As my interest in the ARM architecture is growing, I decided to buy myself a toy to play with, based on one of those big.LITTLE asymmetric multicore 64-bit ARM processors, and see how they perform. I settled on the ASUS C101PA Chromebook after a friend successfully installed a Linux distribution on it.
I bought this machine for about $250 on Amazon, which I consider quite cheap. After I received the little thing (10″ only !), I started exploring and tinkering, which resulted in a bunch of instructions and scripts to install a Debian stable distribution without too much pain, replacing the original ChromeOS system on the internal eMMC.
My overall opinion of this Chromebook is mildly good at best. On one hand, the processor performs well. With a powersave/conservative CPUfreq governor, and low backlight intensity, the machine consumes less than 300 mA, and can last 15-20 hours at rest, 5-10 hours with reasonable or even intense activity. Basic functionalities are quite reliable, e.g. all inputs respond well all the time, the screen is good despite being glossy, but it’s a touchscreen, and I had no problem with the internal eMMC or an external microSD card, or USB. The webcam seems to work well too.
On the other hand, other devices just don’t perform that good. In particular, sound. I have no idea why, but the ALSA driver for the Rockchip RK3399 SoC exposes the speaker and the microphone as devices that Pulseaudio can’t really make sense of. I’m not an ALSA/Pulseaudio expert at all so I may have missed something, but searching the Internet made me realize this isn’t an isolated case. Volume settings are also a bit weird, with effective values between 0 and 10 only, leaving you struggling to understand why changing the volume has no effect on the output outside that range. On the other hand, the headphones output uses the full 0-100 range. My current workaround for output selection is to make applications use specific ALSA output devices. Playing a movie with the mpv player and headphones looks like this : mpv -ao alsa –audio-device=alsa/plughw:CARD=rk3399grusound,DEV=2 movie.mp4. Yeah, very convenient.

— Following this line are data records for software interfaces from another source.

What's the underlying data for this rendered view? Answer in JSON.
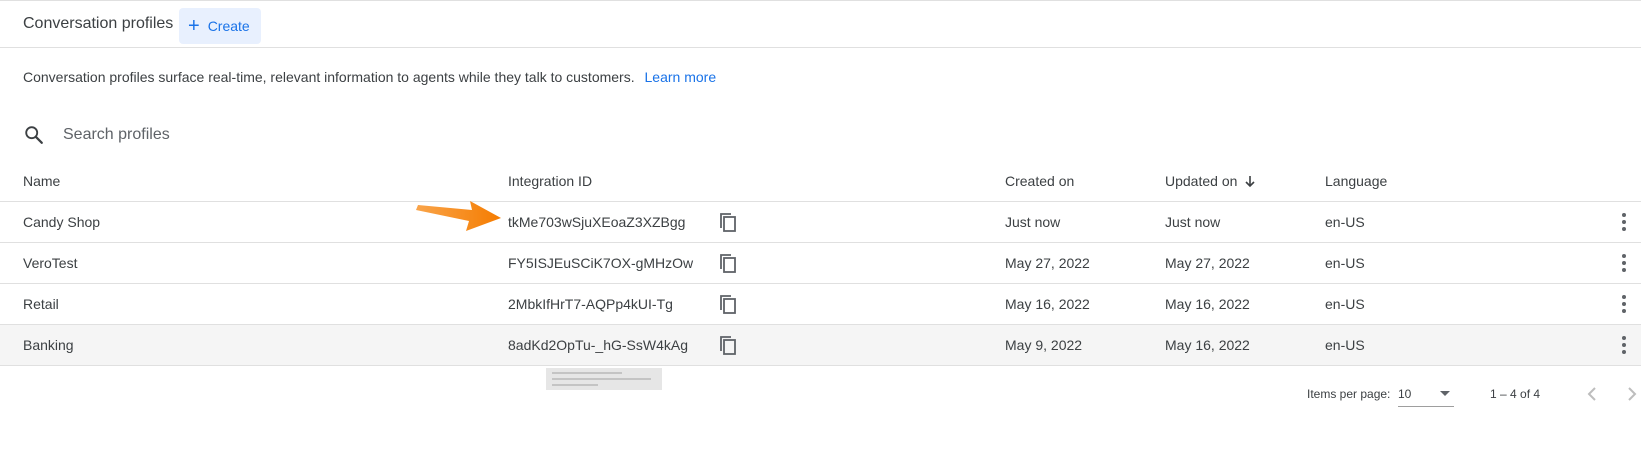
{
  "header": {
    "title": "Conversation profiles",
    "create_label": "Create"
  },
  "description": {
    "text": "Conversation profiles surface real-time, relevant information to agents while they talk to customers.",
    "link": "Learn more"
  },
  "search": {
    "placeholder": "Search profiles"
  },
  "table": {
    "columns": {
      "name": "Name",
      "integration_id": "Integration ID",
      "created_on": "Created on",
      "updated_on": "Updated on",
      "language": "Language"
    },
    "sort_icon": "arrow-down-icon",
    "rows": [
      {
        "name": "Candy Shop",
        "integration_id": "tkMe703wSjuXEoaZ3XZBgg",
        "created_on": "Just now",
        "updated_on": "Just now",
        "language": "en-US"
      },
      {
        "name": "VeroTest",
        "integration_id": "FY5ISJEuSCiK7OX-gMHzOw",
        "created_on": "May 27, 2022",
        "updated_on": "May 27, 2022",
        "language": "en-US"
      },
      {
        "name": "Retail",
        "integration_id": "2MbkIfHrT7-AQPp4kUI-Tg",
        "created_on": "May 16, 2022",
        "updated_on": "May 16, 2022",
        "language": "en-US"
      },
      {
        "name": "Banking",
        "integration_id": "8adKd2OpTu-_hG-SsW4kAg",
        "created_on": "May 9, 2022",
        "updated_on": "May 16, 2022",
        "language": "en-US"
      }
    ]
  },
  "pagination": {
    "items_per_page_label": "Items per page:",
    "items_per_page_value": "10",
    "range": "1 – 4 of 4"
  },
  "colors": {
    "accent": "#1a73e8",
    "annotation_arrow": "#f57c00"
  }
}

Wireless mostly works, but only in the 2.4 GHz band (when using the 5 GHz band, latencies are huge for no apparent reason). Bluetooth isn’t very reliable, and I couldn’t use it for networking through a smartphone for more than 10-20 minutes or so. The keyboard, while very pleasant to work with (large, light keys), lacks keys that I find very convenient, such as page-up/down, home, F11 and F12. An alternate function (Fn) key would have been a welcome addition. This can be worked around with remapping keys in the X.Org server. Oh and, there is currently no DRI/DRM support for the Mali GPU yet, so it’s all software rendering.

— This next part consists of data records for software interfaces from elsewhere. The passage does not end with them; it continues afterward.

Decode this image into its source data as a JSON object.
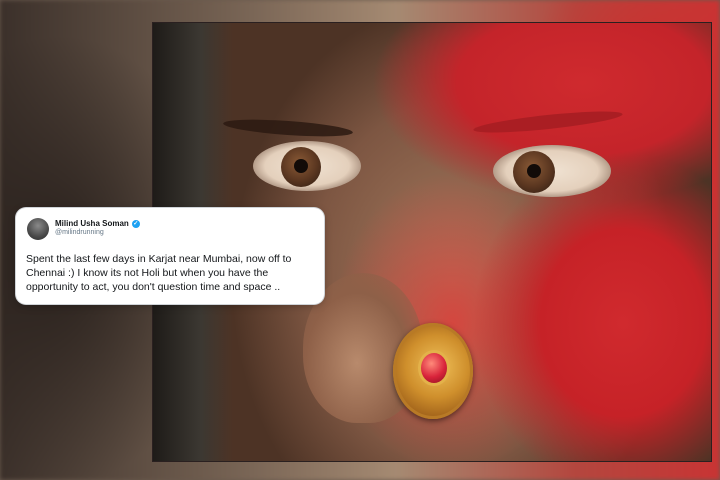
{
  "tweet": {
    "author_name": "Milind Usha Soman",
    "author_handle": "@milindrunning",
    "verified": true,
    "text": "Spent the last few days in Karjat near Mumbai, now off to Chennai :) I know its not Holi but when you have the opportunity to act, you don't question time and space .."
  },
  "photo": {
    "subject": "close-up face with red gulal powder and gold nose ring"
  },
  "colors": {
    "gulal_red": "#c62227",
    "verified_blue": "#1da1f2",
    "card_bg": "#ffffff"
  }
}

In conclusion, I’m happily surprised to observe that a very large part of the packaged software seems to work as well as on x86 machines. The only major exception for me is Qemu when trying to emulate an x86_64 machine (I’ll have to check more recent versions). On the other hand, the kernel itself, with its old 4.4 long term version (older than the 4.9 Debian stable kernel) and its driver bugs, is a clear disappointment. With just a little more software quality there, and an alternate function key, those Chromebooks would make perfect, cheap, developer-friendly mobile machines.